▸ How to complete this task: Character for character, give back every line below.

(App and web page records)
===

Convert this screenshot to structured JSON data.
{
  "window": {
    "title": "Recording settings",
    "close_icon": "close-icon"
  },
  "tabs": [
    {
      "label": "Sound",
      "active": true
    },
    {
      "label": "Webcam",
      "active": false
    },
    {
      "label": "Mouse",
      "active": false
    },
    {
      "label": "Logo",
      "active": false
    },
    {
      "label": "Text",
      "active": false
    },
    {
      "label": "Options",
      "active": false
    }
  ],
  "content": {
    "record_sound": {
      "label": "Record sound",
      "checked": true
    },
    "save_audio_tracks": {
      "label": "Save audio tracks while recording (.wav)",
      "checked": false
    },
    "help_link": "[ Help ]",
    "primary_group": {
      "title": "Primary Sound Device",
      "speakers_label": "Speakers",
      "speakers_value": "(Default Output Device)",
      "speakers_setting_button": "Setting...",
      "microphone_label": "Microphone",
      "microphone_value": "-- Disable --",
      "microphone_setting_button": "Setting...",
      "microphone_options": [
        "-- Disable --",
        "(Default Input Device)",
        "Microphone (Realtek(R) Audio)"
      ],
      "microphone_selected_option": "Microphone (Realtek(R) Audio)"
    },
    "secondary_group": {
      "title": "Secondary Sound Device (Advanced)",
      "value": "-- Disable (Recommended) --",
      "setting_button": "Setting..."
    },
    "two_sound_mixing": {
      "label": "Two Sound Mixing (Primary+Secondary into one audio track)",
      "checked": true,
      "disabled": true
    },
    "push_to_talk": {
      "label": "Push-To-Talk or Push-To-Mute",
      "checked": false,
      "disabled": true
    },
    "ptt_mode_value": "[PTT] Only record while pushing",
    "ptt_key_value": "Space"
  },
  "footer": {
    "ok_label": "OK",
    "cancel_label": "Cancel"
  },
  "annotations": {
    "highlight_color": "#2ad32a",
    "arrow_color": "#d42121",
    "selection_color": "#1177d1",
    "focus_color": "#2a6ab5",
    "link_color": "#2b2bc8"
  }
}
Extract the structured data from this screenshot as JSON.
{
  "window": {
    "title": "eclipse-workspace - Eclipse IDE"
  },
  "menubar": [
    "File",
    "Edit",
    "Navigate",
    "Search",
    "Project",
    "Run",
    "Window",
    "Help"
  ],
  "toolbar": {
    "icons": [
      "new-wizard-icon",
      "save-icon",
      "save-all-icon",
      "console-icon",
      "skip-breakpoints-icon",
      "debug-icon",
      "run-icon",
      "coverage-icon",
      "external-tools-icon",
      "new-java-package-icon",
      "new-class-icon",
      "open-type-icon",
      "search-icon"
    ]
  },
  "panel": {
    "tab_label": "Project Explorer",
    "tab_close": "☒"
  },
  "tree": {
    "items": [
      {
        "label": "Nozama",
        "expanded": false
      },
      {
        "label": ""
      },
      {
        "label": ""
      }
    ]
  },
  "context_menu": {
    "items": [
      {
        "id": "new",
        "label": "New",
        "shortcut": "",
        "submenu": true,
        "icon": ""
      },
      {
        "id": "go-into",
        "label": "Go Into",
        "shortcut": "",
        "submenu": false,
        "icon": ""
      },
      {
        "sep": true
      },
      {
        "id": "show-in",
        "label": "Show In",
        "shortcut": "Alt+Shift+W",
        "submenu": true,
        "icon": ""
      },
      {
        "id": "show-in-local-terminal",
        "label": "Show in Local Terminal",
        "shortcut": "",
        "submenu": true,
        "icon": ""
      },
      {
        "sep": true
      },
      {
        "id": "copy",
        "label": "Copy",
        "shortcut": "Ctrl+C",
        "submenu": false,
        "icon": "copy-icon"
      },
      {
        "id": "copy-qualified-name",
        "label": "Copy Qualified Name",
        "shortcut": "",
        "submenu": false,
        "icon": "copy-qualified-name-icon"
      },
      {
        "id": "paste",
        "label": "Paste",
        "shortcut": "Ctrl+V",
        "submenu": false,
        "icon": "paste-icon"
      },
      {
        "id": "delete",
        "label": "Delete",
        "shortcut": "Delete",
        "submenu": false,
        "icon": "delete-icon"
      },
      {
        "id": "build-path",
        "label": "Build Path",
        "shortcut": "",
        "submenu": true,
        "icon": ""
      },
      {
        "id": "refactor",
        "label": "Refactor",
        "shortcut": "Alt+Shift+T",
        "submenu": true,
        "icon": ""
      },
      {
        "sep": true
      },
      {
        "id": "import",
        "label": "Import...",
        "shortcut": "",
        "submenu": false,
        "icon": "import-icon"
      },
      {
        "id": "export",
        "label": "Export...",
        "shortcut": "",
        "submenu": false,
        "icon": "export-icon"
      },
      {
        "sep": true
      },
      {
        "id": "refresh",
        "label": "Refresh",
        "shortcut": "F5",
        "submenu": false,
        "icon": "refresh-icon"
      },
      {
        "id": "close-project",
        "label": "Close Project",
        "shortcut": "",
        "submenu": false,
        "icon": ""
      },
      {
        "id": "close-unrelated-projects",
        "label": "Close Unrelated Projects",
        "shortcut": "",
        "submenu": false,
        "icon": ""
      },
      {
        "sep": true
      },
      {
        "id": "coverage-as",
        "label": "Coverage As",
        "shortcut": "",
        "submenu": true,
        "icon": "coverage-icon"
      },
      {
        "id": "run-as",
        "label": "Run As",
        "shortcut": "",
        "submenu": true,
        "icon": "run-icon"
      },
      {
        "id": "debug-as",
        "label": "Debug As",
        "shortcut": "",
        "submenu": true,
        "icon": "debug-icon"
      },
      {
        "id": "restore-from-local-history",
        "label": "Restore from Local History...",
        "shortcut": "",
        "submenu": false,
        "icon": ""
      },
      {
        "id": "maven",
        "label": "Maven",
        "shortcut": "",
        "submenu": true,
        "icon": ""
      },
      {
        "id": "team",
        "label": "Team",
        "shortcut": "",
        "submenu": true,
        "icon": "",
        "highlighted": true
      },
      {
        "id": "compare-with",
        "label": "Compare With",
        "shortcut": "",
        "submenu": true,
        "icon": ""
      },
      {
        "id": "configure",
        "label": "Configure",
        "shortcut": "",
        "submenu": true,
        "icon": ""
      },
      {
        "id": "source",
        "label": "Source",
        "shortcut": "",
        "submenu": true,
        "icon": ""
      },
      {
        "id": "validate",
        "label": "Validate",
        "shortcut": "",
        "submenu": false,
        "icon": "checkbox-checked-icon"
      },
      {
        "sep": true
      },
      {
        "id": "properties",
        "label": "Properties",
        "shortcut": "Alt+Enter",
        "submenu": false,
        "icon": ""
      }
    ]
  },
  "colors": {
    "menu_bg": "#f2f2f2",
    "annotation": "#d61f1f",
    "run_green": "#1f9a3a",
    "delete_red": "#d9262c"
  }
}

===

▸ Final answer:
Convert this screenshot to structured JSON data.
{
  "window": {
    "title": "Recording settings",
    "close_icon": "close-icon"
  },
  "tabs": [
    {
      "label": "Sound",
      "active": true
    },
    {
      "label": "Webcam",
      "active": false
    },
    {
      "label": "Mouse",
      "active": false
    },
    {
      "label": "Logo",
      "active": false
    },
    {
      "label": "Text",
      "active": false
    },
    {
      "label": "Options",
      "active": false
    }
  ],
  "content": {
    "record_sound": {
      "label": "Record sound",
      "checked": true
    },
    "save_audio_tracks": {
      "label": "Save audio tracks while recording (.wav)",
      "checked": false
    },
    "help_link": "[ Help ]",
    "primary_group": {
      "title": "Primary Sound Device",
      "speakers_label": "Speakers",
      "speakers_value": "(Default Output Device)",
      "speakers_setting_button": "Setting...",
      "microphone_label": "Microphone",
      "microphone_value": "-- Disable --",
      "microphone_setting_button": "Setting...",
      "microphone_options": [
        "-- Disable --",
        "(Default Input Device)",
        "Microphone (Realtek(R) Audio)"
      ],
      "microphone_selected_option": "Microphone (Realtek(R) Audio)"
    },
    "secondary_group": {
      "title": "Secondary Sound Device (Advanced)",
      "value": "-- Disable (Recommended) --",
      "setting_button": "Setting..."
    },
    "two_sound_mixing": {
      "label": "Two Sound Mixing (Primary+Secondary into one audio track)",
      "checked": true,
      "disabled": true
    },
    "push_to_talk": {
      "label": "Push-To-Talk or Push-To-Mute",
      "checked": false,
      "disabled": true
    },
    "ptt_mode_value": "[PTT] Only record while pushing",
    "ptt_key_value": "Space"
  },
  "footer": {
    "ok_label": "OK",
    "cancel_label": "Cancel"
  },
  "annotations": {
    "highlight_color": "#2ad32a",
    "arrow_color": "#d42121",
    "selection_color": "#1177d1",
    "focus_color": "#2a6ab5",
    "link_color": "#2b2bc8"
  }
}
Extract the structured data from this screenshot as JSON.
{
  "window": {
    "title": "eclipse-workspace - Eclipse IDE"
  },
  "menubar": [
    "File",
    "Edit",
    "Navigate",
    "Search",
    "Project",
    "Run",
    "Window",
    "Help"
  ],
  "toolbar": {
    "icons": [
      "new-wizard-icon",
      "save-icon",
      "save-all-icon",
      "console-icon",
      "skip-breakpoints-icon",
      "debug-icon",
      "run-icon",
      "coverage-icon",
      "external-tools-icon",
      "new-java-package-icon",
      "new-class-icon",
      "open-type-icon",
      "search-icon"
    ]
  },
  "panel": {
    "tab_label": "Project Explorer",
    "tab_close": "☒"
  },
  "tree": {
    "items": [
      {
        "label": "Nozama",
        "expanded": false
      },
      {
        "label": ""
      },
      {
        "label": ""
      }
    ]
  },
  "context_menu": {
    "items": [
      {
        "id": "new",
        "label": "New",
        "shortcut": "",
        "submenu": true,
        "icon": ""
      },
      {
        "id": "go-into",
        "label": "Go Into",
        "shortcut": "",
        "submenu": false,
        "icon": ""
      },
      {
        "sep": true
      },
      {
        "id": "show-in",
        "label": "Show In",
        "shortcut": "Alt+Shift+W",
        "submenu": true,
        "icon": ""
      },
      {
        "id": "show-in-local-terminal",
        "label": "Show in Local Terminal",
        "shortcut": "",
        "submenu": true,
        "icon": ""
      },
      {
        "sep": true
      },
      {
        "id": "copy",
        "label": "Copy",
        "shortcut": "Ctrl+C",
        "submenu": false,
        "icon": "copy-icon"
      },
      {
        "id": "copy-qualified-name",
        "label": "Copy Qualified Name",
        "shortcut": "",
        "submenu": false,
        "icon": "copy-qualified-name-icon"
      },
      {
        "id": "paste",
        "label": "Paste",
        "shortcut": "Ctrl+V",
        "submenu": false,
        "icon": "paste-icon"
      },
      {
        "id": "delete",
        "label": "Delete",
        "shortcut": "Delete",
        "submenu": false,
        "icon": "delete-icon"
      },
      {
        "id": "build-path",
        "label": "Build Path",
        "shortcut": "",
        "submenu": true,
        "icon": ""
      },
      {
        "id": "refactor",
        "label": "Refactor",
        "shortcut": "Alt+Shift+T",
        "submenu": true,
        "icon": ""
      },
      {
        "sep": true
      },
      {
        "id": "import",
        "label": "Import...",
        "shortcut": "",
        "submenu": false,
        "icon": "import-icon"
      },
      {
        "id": "export",
        "label": "Export...",
        "shortcut": "",
        "submenu": false,
        "icon": "export-icon"
      },
      {
        "sep": true
      },
      {
        "id": "refresh",
        "label": "Refresh",
        "shortcut": "F5",
        "submenu": false,
        "icon": "refresh-icon"
      },
      {
        "id": "close-project",
        "label": "Close Project",
        "shortcut": "",
        "submenu": false,
        "icon": ""
      },
      {
        "id": "close-unrelated-projects",
        "label": "Close Unrelated Projects",
        "shortcut": "",
        "submenu": false,
        "icon": ""
      },
      {
        "sep": true
      },
      {
        "id": "coverage-as",
        "label": "Coverage As",
        "shortcut": "",
        "submenu": true,
        "icon": "coverage-icon"
      },
      {
        "id": "run-as",
        "label": "Run As",
        "shortcut": "",
        "submenu": true,
        "icon": "run-icon"
      },
      {
        "id": "debug-as",
        "label": "Debug As",
        "shortcut": "",
        "submenu": true,
        "icon": "debug-icon"
      },
      {
        "id": "restore-from-local-history",
        "label": "Restore from Local History...",
        "shortcut": "",
        "submenu": false,
        "icon": ""
      },
      {
        "id": "maven",
        "label": "Maven",
        "shortcut": "",
        "submenu": true,
        "icon": ""
      },
      {
        "id": "team",
        "label": "Team",
        "shortcut": "",
        "submenu": true,
        "icon": "",
        "highlighted": true
      },
      {
        "id": "compare-with",
        "label": "Compare With",
        "shortcut": "",
        "submenu": true,
        "icon": ""
      },
      {
        "id": "configure",
        "label": "Configure",
        "shortcut": "",
        "submenu": true,
        "icon": ""
      },
      {
        "id": "source",
        "label": "Source",
        "shortcut": "",
        "submenu": true,
        "icon": ""
      },
      {
        "id": "validate",
        "label": "Validate",
        "shortcut": "",
        "submenu": false,
        "icon": "checkbox-checked-icon"
      },
      {
        "sep": true
      },
      {
        "id": "properties",
        "label": "Properties",
        "shortcut": "Alt+Enter",
        "submenu": false,
        "icon": ""
      }
    ]
  },
  "colors": {
    "menu_bg": "#f2f2f2",
    "annotation": "#d61f1f",
    "run_green": "#1f9a3a",
    "delete_red": "#d9262c"
  }
}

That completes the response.